Its the International Day for all of us over 65 years...

International Day of Older Persons...

"Longevity is a public health achievement, not a social or economic liability. On this International Day of Older Persons, let us pledge to ensure the well-being of older persons and to enlist their meaningful participation in society so we can all benefit from their knowledge and ability."
Secretary-General Ban Ki-moon

Theme for 2012:
Longevity: Shaping the Future

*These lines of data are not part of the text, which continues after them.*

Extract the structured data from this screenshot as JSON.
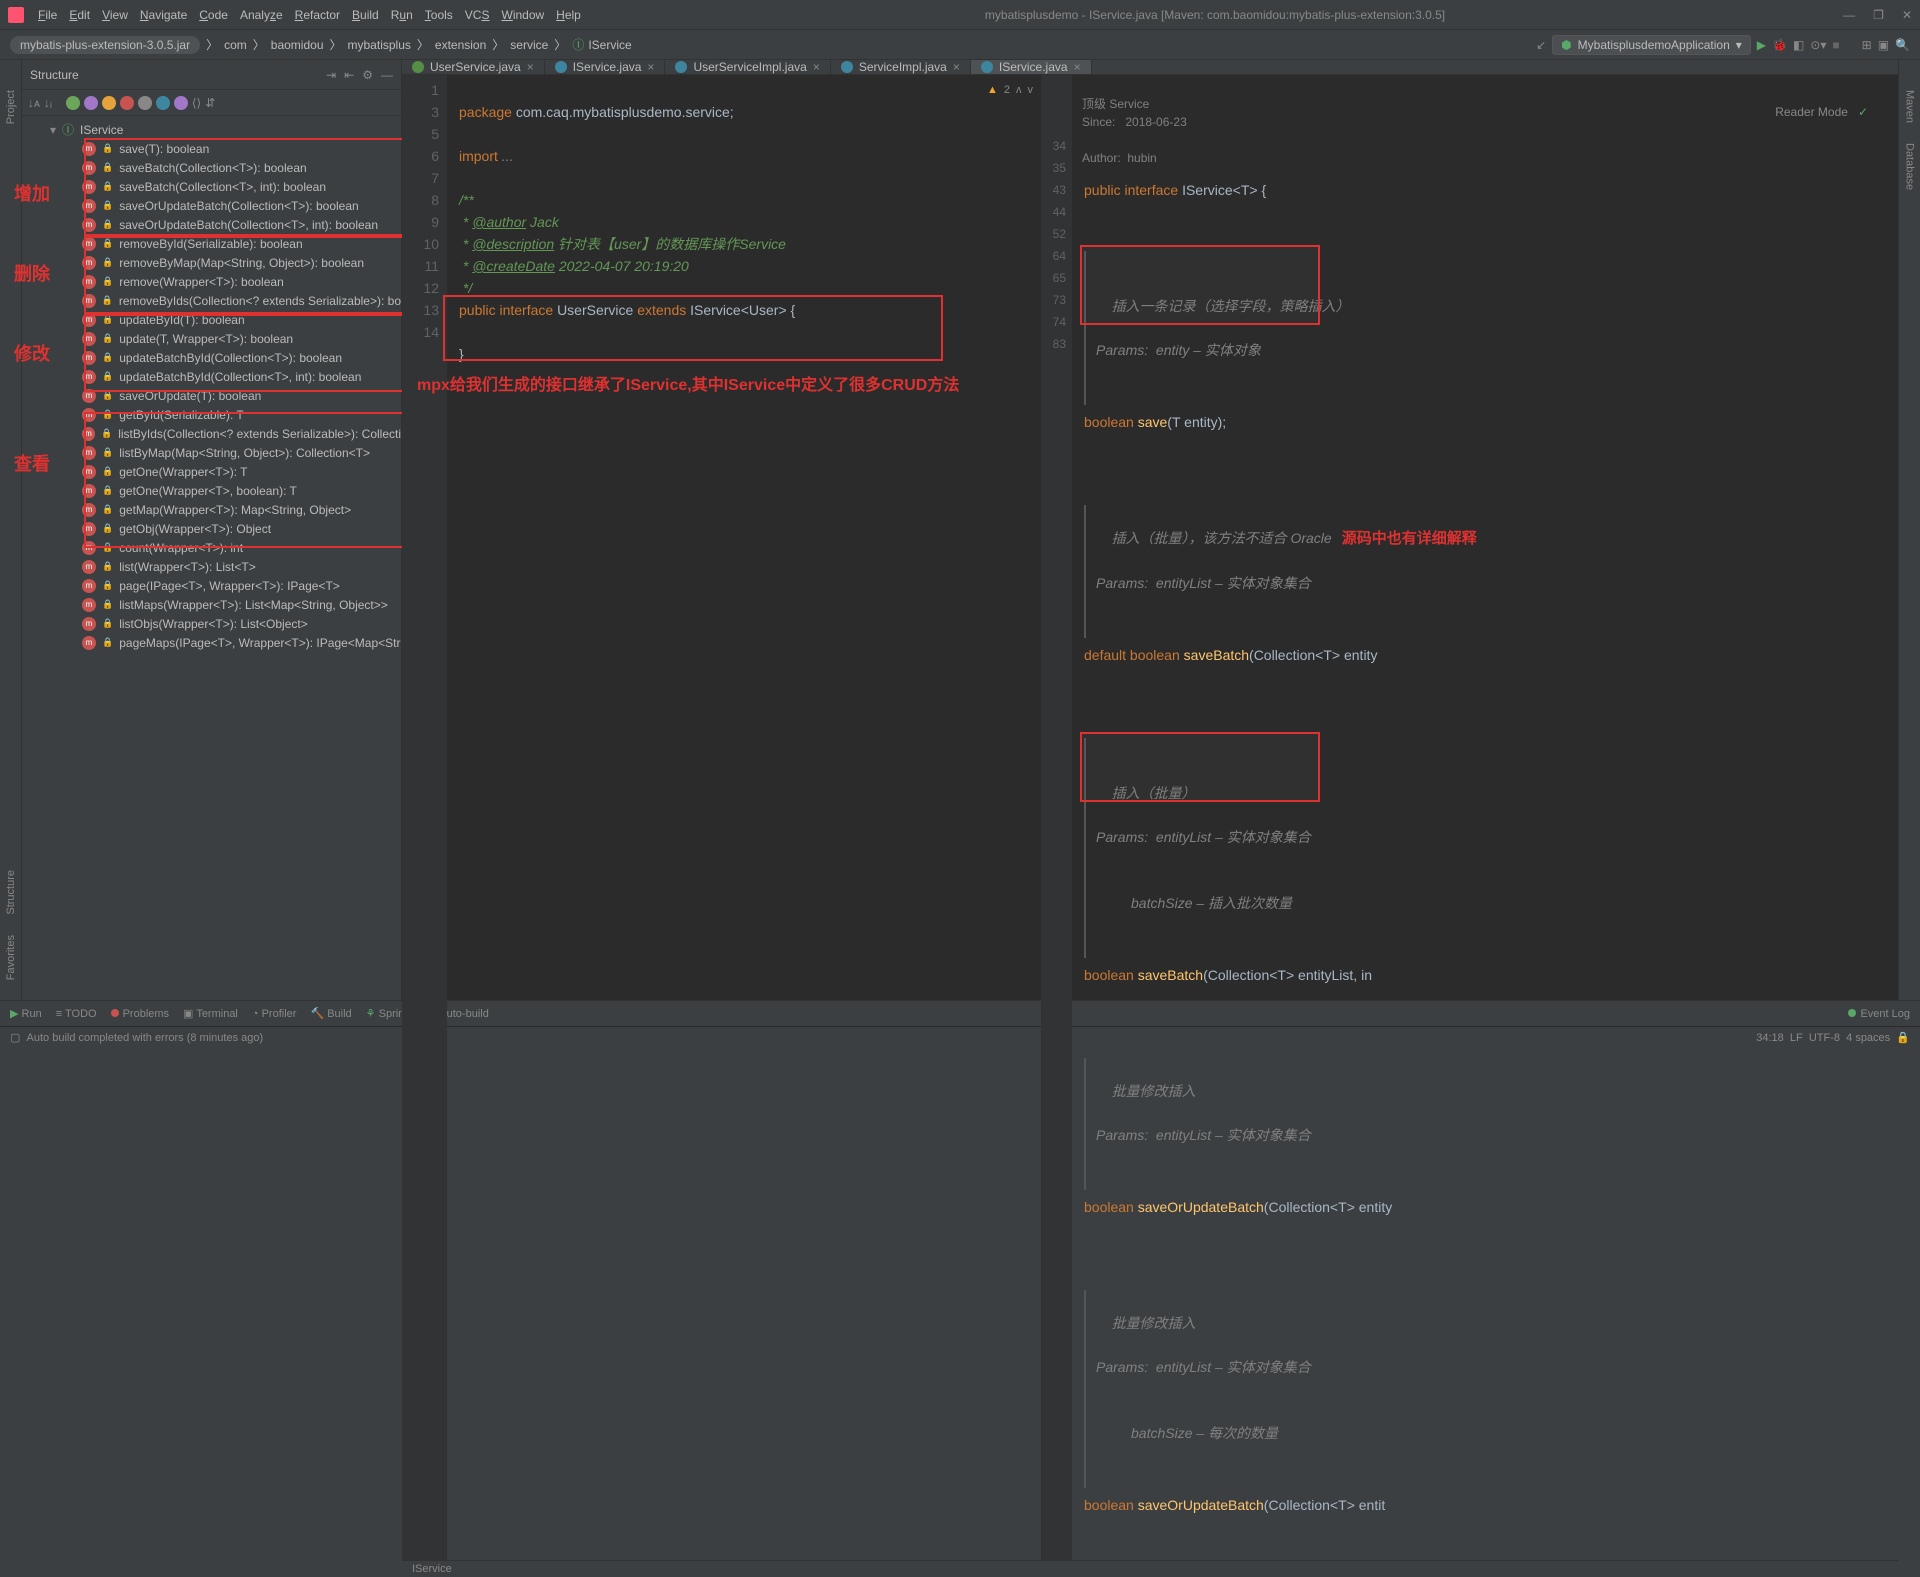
{
  "window_title": "mybatisplusdemo - IService.java [Maven: com.baomidou:mybatis-plus-extension:3.0.5]",
  "menus": [
    "File",
    "Edit",
    "View",
    "Navigate",
    "Code",
    "Analyze",
    "Refactor",
    "Build",
    "Run",
    "Tools",
    "VCS",
    "Window",
    "Help"
  ],
  "breadcrumbs": [
    "mybatis-plus-extension-3.0.5.jar",
    "com",
    "baomidou",
    "mybatisplus",
    "extension",
    "service",
    "IService"
  ],
  "run_config": "MybatisplusdemoApplication",
  "structure": {
    "title": "Structure",
    "root": "IService",
    "methods": [
      "save(T): boolean",
      "saveBatch(Collection<T>): boolean",
      "saveBatch(Collection<T>, int): boolean",
      "saveOrUpdateBatch(Collection<T>): boolean",
      "saveOrUpdateBatch(Collection<T>, int): boolean",
      "removeById(Serializable): boolean",
      "removeByMap(Map<String, Object>): boolean",
      "remove(Wrapper<T>): boolean",
      "removeByIds(Collection<? extends Serializable>): bo",
      "updateById(T): boolean",
      "update(T, Wrapper<T>): boolean",
      "updateBatchById(Collection<T>): boolean",
      "updateBatchById(Collection<T>, int): boolean",
      "saveOrUpdate(T): boolean",
      "getById(Serializable): T",
      "listByIds(Collection<? extends Serializable>): Collecti",
      "listByMap(Map<String, Object>): Collection<T>",
      "getOne(Wrapper<T>): T",
      "getOne(Wrapper<T>, boolean): T",
      "getMap(Wrapper<T>): Map<String, Object>",
      "getObj(Wrapper<T>): Object",
      "count(Wrapper<T>): int",
      "list(Wrapper<T>): List<T>",
      "page(IPage<T>, Wrapper<T>): IPage<T>",
      "listMaps(Wrapper<T>): List<Map<String, Object>>",
      "listObjs(Wrapper<T>): List<Object>",
      "pageMaps(IPage<T>, Wrapper<T>): IPage<Map<Str"
    ]
  },
  "redlabels": {
    "add": "增加",
    "delete": "删除",
    "update": "修改",
    "query": "查看"
  },
  "tabs": [
    {
      "name": "UserService.java",
      "active": false,
      "color": "#548f45"
    },
    {
      "name": "IService.java",
      "active": false,
      "color": "#3e86a0"
    },
    {
      "name": "UserServiceImpl.java",
      "active": false,
      "color": "#3e86a0"
    },
    {
      "name": "ServiceImpl.java",
      "active": false,
      "color": "#3e86a0"
    },
    {
      "name": "IService.java",
      "active": true,
      "color": "#3e86a0"
    }
  ],
  "left_editor": {
    "lines": [
      "1",
      "",
      "3",
      "",
      "5",
      "6",
      "7",
      "8",
      "9",
      "10",
      "11",
      "12",
      "13",
      "14"
    ],
    "warn_count": "2",
    "annotation": "mpx给我们生成的接口继承了IService,其中IService中定义了很多CRUD方法"
  },
  "right_editor": {
    "top_info": [
      "顶级 Service",
      "Since:   2018-06-23",
      "Author:  hubin"
    ],
    "reader_mode": "Reader Mode",
    "line_nums": [
      "34",
      "35",
      "",
      "",
      "",
      "43",
      "44",
      "",
      "",
      "",
      "52",
      "",
      "",
      "",
      "",
      "",
      "64",
      "65",
      "",
      "",
      "",
      "73",
      "74",
      "",
      "",
      "",
      "",
      "83"
    ],
    "doc1": [
      "插入一条记录（选择字段，策略插入）",
      "Params:  entity – 实体对象"
    ],
    "doc2": [
      "插入（批量），该方法不适合 Oracle",
      "Params:  entityList – 实体对象集合"
    ],
    "doc2_note": "源码中也有详细解释",
    "doc3": [
      "插入（批量）",
      "Params:  entityList – 实体对象集合",
      "         batchSize – 插入批次数量"
    ],
    "doc4": [
      "批量修改插入",
      "Params:  entityList – 实体对象集合"
    ],
    "doc5": [
      "批量修改插入",
      "Params:  entityList – 实体对象集合",
      "         batchSize – 每次的数量"
    ],
    "crumb": "IService"
  },
  "left_sidebar": [
    "Project",
    "Structure",
    "Favorites"
  ],
  "right_sidebar": [
    "Maven",
    "Database"
  ],
  "bottom_tools": [
    "Run",
    "TODO",
    "Problems",
    "Terminal",
    "Profiler",
    "Build",
    "Spring",
    "Auto-build"
  ],
  "event_log": "Event Log",
  "status": {
    "msg": "Auto build completed with errors (8 minutes ago)",
    "pos": "34:18",
    "lf": "LF",
    "enc": "UTF-8",
    "indent": "4 spaces"
  }
}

On 14 December 1990, the United Nations General Assembly (by resolution 45/106) designated 1 October the International Day of Older Persons.
This was preceded by initiatives such as the Vienna International Plan of Action on Ageing - which was adopted by the 1982 World Assembly on Ageing - and endorsed later that year by the UN General Assembly.
In 1991, the General Assembly (by resolution 46/91) adopted the United Nations Principles for Older Persons.
In 2002, the Second World Assembly on Ageing adopted the Madrid International Plan of Action on Ageing, to respond to the opportunities and challenges of population ageing in the 21st century and to promote the development of a society for all ages.
The theme of the 2012 commemoration is “Longevity: Shaping the Future”. Ageing and health was also the theme of this year's World Health Day on 7 April. These themes focus on how healthy behaviours throughout life can help older men and women lead full and productive lives and be a resource for their families and communities.